Mat Staver, attorney and founder of the Liberty Counsel, has claimed in an interview that Pope Francis met with and prayed with Kentucky clerk Kim Davis during his visit to Washington, D.C. last week. The Vatican has refused to confirm or deny that the meeting between the pontiff and the clerk took place.
Staver told CBS News on Tuesday night that the two briefly met on Thursday, Sept. 24, at the Vatican Embassy in Washington.
"Staver said Pope Francis spoke to Davis in English and asked her to pray for him. He said Davis, in return, asked the pope to pray for her. The pope told her to stay strong, according to her lawyer," CBS reported.
"Staver said the pope also gave Kim and her husband rosaries he had blessed."
The pontiff also apparently thanked Davis for the courage she has displayed.
"There was no interpreter. 'Thank you for your courage,' Pope Francis said to me. I said, 'Thank you, holy father.' I had asked a monsignor earlier what was the proper way to greet the pope, and whether it would be appropriate for me to embrace him, and I had been told it would be okay to hug him," Davis added in an Inside the Vatican report. (The website crashed presumably from a traffic spike on Wednesday morning after reporting the news.)
"So I hugged him, and he hugged me back. It was an extraordinary moment. 'Stay strong,' he said to me. Then he gave me a rosary as a gift, and he gave one also to my husband, Joe. I broke into tears. I was deeply moved."
Staver has also claimed that the Vatican has possession of photos of the meeting. Father Ciro Benedettini of the Holy See Press Office has said, however, that "The Vatican does not confirm nor deny this."
Vatican spokesperson the Rev. Federico Lombardi also refused to confirm or deny the meeting. Holy See officials have generally made it a policy not to comment on Francis' private meetings.
Davis was jailed for six days earlier in September after she said she cannot sign same-sex marriage licenses, due to her religious belief that marriage is a union solely between one man and one woman.
"God's moral law conflicts with my job duties," Davis has said. "You can't be separated from something that's in your heart and your soul."
The National Catholic Reporter said on Monday, however, that when Francis was asked about Davis on his flight back to Rome from Philadelphia, he said that he was unaware of the details behind the case.

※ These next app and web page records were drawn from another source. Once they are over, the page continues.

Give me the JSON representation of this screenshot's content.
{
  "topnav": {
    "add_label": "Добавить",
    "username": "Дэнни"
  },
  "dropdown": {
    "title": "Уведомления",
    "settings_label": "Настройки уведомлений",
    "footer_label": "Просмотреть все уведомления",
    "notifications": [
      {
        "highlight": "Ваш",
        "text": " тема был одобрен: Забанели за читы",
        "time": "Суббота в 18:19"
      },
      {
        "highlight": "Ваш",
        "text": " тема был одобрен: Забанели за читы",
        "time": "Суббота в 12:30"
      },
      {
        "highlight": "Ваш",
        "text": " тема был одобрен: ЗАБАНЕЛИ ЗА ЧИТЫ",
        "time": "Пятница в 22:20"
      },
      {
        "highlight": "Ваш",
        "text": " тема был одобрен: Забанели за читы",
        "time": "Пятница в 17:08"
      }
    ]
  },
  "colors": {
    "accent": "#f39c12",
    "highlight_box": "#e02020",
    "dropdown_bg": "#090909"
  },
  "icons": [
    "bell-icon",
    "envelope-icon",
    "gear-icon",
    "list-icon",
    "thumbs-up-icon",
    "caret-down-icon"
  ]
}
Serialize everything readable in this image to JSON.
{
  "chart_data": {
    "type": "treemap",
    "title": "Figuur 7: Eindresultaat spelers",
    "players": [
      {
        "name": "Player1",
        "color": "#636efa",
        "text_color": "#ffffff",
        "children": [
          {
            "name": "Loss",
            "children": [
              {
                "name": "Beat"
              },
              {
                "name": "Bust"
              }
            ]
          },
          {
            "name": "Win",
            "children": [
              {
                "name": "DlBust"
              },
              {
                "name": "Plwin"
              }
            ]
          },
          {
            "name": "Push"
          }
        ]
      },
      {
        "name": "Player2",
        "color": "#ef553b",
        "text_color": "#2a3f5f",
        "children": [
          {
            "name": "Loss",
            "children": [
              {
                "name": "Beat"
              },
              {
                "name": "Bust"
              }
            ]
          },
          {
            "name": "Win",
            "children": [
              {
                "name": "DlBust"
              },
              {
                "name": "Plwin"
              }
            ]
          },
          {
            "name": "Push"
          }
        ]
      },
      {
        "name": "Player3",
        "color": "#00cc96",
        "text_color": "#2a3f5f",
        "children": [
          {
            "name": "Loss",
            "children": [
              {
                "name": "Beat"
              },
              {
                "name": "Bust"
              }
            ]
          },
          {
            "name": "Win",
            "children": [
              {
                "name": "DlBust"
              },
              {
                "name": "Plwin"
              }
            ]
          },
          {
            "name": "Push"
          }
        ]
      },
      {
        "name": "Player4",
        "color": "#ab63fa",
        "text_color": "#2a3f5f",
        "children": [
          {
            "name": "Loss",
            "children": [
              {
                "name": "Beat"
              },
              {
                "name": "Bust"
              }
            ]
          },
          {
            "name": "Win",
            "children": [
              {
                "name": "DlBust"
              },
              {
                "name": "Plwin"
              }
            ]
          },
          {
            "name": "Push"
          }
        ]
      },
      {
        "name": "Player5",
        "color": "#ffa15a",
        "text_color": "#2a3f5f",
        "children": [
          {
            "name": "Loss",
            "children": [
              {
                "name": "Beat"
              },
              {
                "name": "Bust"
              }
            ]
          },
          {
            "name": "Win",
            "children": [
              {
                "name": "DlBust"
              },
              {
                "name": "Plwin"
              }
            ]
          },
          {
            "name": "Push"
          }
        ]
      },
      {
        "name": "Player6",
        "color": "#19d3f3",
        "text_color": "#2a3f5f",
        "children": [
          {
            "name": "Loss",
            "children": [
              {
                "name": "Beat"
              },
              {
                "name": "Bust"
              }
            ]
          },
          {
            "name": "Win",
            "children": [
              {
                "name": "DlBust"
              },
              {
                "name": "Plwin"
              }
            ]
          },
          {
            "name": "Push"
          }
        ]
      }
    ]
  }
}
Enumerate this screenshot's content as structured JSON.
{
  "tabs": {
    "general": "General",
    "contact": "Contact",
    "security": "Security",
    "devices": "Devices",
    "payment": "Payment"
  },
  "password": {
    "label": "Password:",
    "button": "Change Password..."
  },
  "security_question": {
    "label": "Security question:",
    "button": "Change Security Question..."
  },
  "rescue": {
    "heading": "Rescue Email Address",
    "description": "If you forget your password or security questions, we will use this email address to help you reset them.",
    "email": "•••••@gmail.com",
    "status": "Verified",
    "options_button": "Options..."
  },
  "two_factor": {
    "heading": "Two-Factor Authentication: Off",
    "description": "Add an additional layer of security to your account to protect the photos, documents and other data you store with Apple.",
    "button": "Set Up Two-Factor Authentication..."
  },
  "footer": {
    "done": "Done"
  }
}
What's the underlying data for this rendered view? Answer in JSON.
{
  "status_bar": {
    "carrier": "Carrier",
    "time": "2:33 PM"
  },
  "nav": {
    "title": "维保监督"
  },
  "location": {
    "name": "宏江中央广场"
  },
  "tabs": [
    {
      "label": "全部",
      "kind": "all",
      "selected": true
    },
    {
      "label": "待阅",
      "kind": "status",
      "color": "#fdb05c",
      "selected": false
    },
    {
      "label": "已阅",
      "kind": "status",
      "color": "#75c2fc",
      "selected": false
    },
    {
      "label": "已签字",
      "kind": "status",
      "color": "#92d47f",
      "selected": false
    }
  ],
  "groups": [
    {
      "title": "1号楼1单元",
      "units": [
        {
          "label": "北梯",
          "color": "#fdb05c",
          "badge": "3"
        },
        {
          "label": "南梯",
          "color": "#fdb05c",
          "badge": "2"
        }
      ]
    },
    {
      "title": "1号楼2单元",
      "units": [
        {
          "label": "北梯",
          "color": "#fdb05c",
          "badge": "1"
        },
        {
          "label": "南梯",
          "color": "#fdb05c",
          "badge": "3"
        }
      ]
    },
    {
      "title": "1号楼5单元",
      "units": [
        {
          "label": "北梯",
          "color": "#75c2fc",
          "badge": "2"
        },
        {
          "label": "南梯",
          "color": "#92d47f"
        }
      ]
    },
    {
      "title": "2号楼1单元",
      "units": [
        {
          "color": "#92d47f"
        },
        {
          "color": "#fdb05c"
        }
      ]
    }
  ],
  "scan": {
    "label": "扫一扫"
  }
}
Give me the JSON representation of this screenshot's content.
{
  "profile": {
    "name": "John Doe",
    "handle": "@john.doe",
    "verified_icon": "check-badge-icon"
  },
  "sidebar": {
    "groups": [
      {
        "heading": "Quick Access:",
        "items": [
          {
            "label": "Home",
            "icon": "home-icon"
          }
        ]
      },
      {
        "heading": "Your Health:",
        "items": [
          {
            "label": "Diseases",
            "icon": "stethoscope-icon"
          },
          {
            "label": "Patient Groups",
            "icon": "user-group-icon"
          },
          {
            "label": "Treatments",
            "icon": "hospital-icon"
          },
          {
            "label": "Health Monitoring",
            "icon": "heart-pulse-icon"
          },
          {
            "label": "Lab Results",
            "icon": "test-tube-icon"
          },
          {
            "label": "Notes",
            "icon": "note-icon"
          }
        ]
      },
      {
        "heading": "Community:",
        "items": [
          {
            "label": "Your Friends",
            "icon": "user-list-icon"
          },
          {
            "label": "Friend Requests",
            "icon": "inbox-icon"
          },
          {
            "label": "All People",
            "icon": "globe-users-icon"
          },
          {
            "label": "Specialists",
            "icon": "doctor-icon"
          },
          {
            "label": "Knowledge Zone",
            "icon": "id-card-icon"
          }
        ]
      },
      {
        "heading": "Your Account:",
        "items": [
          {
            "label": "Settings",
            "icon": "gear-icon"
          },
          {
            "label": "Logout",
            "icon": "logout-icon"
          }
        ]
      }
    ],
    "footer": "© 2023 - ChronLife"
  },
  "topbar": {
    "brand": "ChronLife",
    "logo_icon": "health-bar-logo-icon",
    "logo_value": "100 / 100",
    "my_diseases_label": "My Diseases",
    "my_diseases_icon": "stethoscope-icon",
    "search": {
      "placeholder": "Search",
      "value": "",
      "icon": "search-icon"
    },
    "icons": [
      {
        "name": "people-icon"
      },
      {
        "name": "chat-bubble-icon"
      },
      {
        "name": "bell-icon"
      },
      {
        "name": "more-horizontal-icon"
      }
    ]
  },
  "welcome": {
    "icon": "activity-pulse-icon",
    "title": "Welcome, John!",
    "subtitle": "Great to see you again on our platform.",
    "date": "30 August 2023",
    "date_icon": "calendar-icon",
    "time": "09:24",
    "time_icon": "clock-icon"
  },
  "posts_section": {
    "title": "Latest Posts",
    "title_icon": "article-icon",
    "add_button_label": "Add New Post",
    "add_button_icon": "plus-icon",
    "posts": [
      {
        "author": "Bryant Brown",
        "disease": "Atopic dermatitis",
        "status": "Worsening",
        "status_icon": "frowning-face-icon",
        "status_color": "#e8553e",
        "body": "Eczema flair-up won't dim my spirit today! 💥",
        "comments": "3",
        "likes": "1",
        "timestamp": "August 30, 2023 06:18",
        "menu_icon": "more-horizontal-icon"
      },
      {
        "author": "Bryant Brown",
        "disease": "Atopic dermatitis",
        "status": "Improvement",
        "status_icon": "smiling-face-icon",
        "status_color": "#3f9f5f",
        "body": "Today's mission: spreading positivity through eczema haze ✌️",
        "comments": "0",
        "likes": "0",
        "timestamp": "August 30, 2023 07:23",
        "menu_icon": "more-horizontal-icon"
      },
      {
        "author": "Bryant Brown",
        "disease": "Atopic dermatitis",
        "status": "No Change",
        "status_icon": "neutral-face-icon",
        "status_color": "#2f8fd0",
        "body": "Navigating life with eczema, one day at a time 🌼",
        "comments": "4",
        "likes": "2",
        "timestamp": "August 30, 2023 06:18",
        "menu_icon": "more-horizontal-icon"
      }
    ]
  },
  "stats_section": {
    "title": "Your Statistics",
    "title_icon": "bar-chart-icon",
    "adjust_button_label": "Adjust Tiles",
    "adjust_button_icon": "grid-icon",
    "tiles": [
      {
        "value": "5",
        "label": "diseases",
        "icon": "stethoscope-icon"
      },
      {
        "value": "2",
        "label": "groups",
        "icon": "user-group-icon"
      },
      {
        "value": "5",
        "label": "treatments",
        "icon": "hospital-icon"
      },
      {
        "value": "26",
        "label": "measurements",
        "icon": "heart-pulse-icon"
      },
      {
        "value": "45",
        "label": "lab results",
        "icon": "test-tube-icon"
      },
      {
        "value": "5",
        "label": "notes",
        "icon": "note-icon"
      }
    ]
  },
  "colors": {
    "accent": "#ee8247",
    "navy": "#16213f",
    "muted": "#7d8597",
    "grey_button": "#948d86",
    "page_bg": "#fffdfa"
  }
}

Still, the Roman Catholic Church leader said that "conscientious objection" is a "human right," and added that Davis should be allowed the right to follow her conscience.